■ SOURCE MATERIAL:
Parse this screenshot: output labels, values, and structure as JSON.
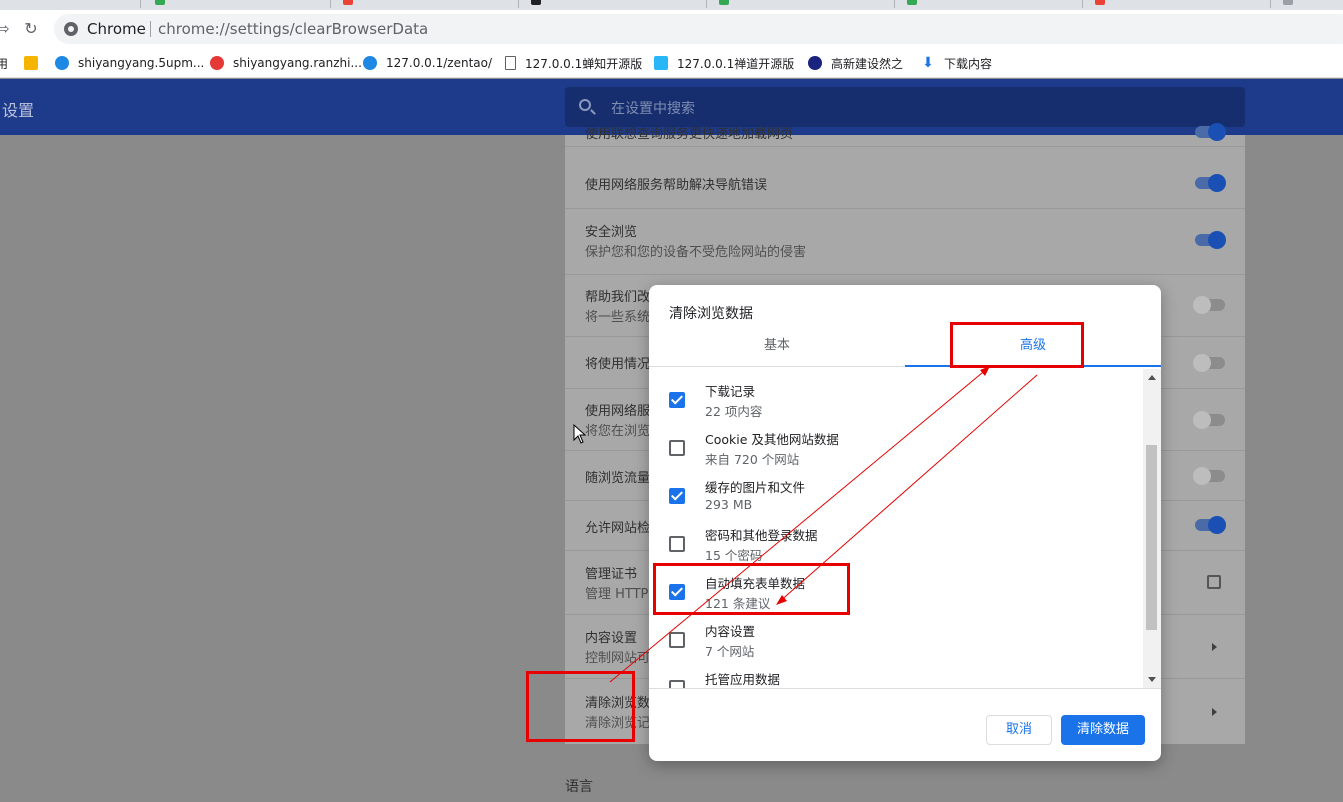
{
  "browser": {
    "site_label": "Chrome",
    "url": "chrome://settings/clearBrowserData"
  },
  "bookmarks": [
    {
      "label": "用",
      "icon": "app-icon",
      "color": "#5f6368"
    },
    {
      "label": "",
      "icon": "note-icon",
      "color": "#f4b400"
    },
    {
      "label": "shiyangyang.5upm...",
      "icon": "zentao-icon",
      "color": "#1e88e5"
    },
    {
      "label": "shiyangyang.ranzhi...",
      "icon": "ranzhi-icon",
      "color": "#e53935"
    },
    {
      "label": "127.0.0.1/zentao/",
      "icon": "zentao-icon",
      "color": "#1e88e5"
    },
    {
      "label": "127.0.0.1蝉知开源版",
      "icon": "page-icon",
      "color": "#5f6368"
    },
    {
      "label": "127.0.0.1禅道开源版",
      "icon": "note-icon",
      "color": "#29b6f6"
    },
    {
      "label": "高新建设然之",
      "icon": "globe-icon",
      "color": "#1a237e"
    },
    {
      "label": "下载内容",
      "icon": "download-icon",
      "color": "#1a73e8"
    }
  ],
  "settings": {
    "title": "设置",
    "search_placeholder": "在设置中搜索",
    "rows": [
      {
        "t1": "使用联想查询服务更快速地加载网页",
        "t2": "",
        "control": "on"
      },
      {
        "t1": "使用网络服务帮助解决导航错误",
        "t2": "",
        "control": "on"
      },
      {
        "t1": "安全浏览",
        "t2": "保护您和您的设备不受危险网站的侵害",
        "control": "on"
      },
      {
        "t1": "帮助我们改",
        "t2": "将一些系统",
        "control": "off"
      },
      {
        "t1": "将使用情况",
        "t2": "",
        "control": "off"
      },
      {
        "t1": "使用网络服",
        "t2": "将您在浏览",
        "control": "off"
      },
      {
        "t1": "随浏览流量",
        "t2": "",
        "control": "off"
      },
      {
        "t1": "允许网站检",
        "t2": "",
        "control": "on"
      },
      {
        "t1": "管理证书",
        "t2": "管理 HTTP",
        "control": "external"
      },
      {
        "t1": "内容设置",
        "t2": "控制网站可",
        "control": "arrow"
      },
      {
        "t1": "清除浏览数",
        "t2": "清除浏览记",
        "control": "arrow"
      }
    ],
    "section_language": "语言"
  },
  "dialog": {
    "title": "清除浏览数据",
    "tab_basic": "基本",
    "tab_advanced": "高级",
    "items": [
      {
        "label": "下载记录",
        "sub": "22 项内容",
        "checked": true
      },
      {
        "label": "Cookie 及其他网站数据",
        "sub": "来自 720 个网站",
        "checked": false
      },
      {
        "label": "缓存的图片和文件",
        "sub": "293 MB",
        "checked": true
      },
      {
        "label": "密码和其他登录数据",
        "sub": "15 个密码",
        "checked": false
      },
      {
        "label": "自动填充表单数据",
        "sub": "121 条建议",
        "checked": true
      },
      {
        "label": "内容设置",
        "sub": "7 个网站",
        "checked": false
      },
      {
        "label": "托管应用数据",
        "sub": "",
        "checked": false
      }
    ],
    "cancel_label": "取消",
    "clear_label": "清除数据"
  },
  "colors": {
    "header": "#1e3a8a",
    "accent": "#1a73e8",
    "annotation": "#e60000"
  }
}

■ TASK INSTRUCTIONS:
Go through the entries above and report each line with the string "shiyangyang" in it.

■ RESULT OF THIS TASK:
      "label": "shiyangyang.5upm...",
      "label": "shiyangyang.ranzhi...",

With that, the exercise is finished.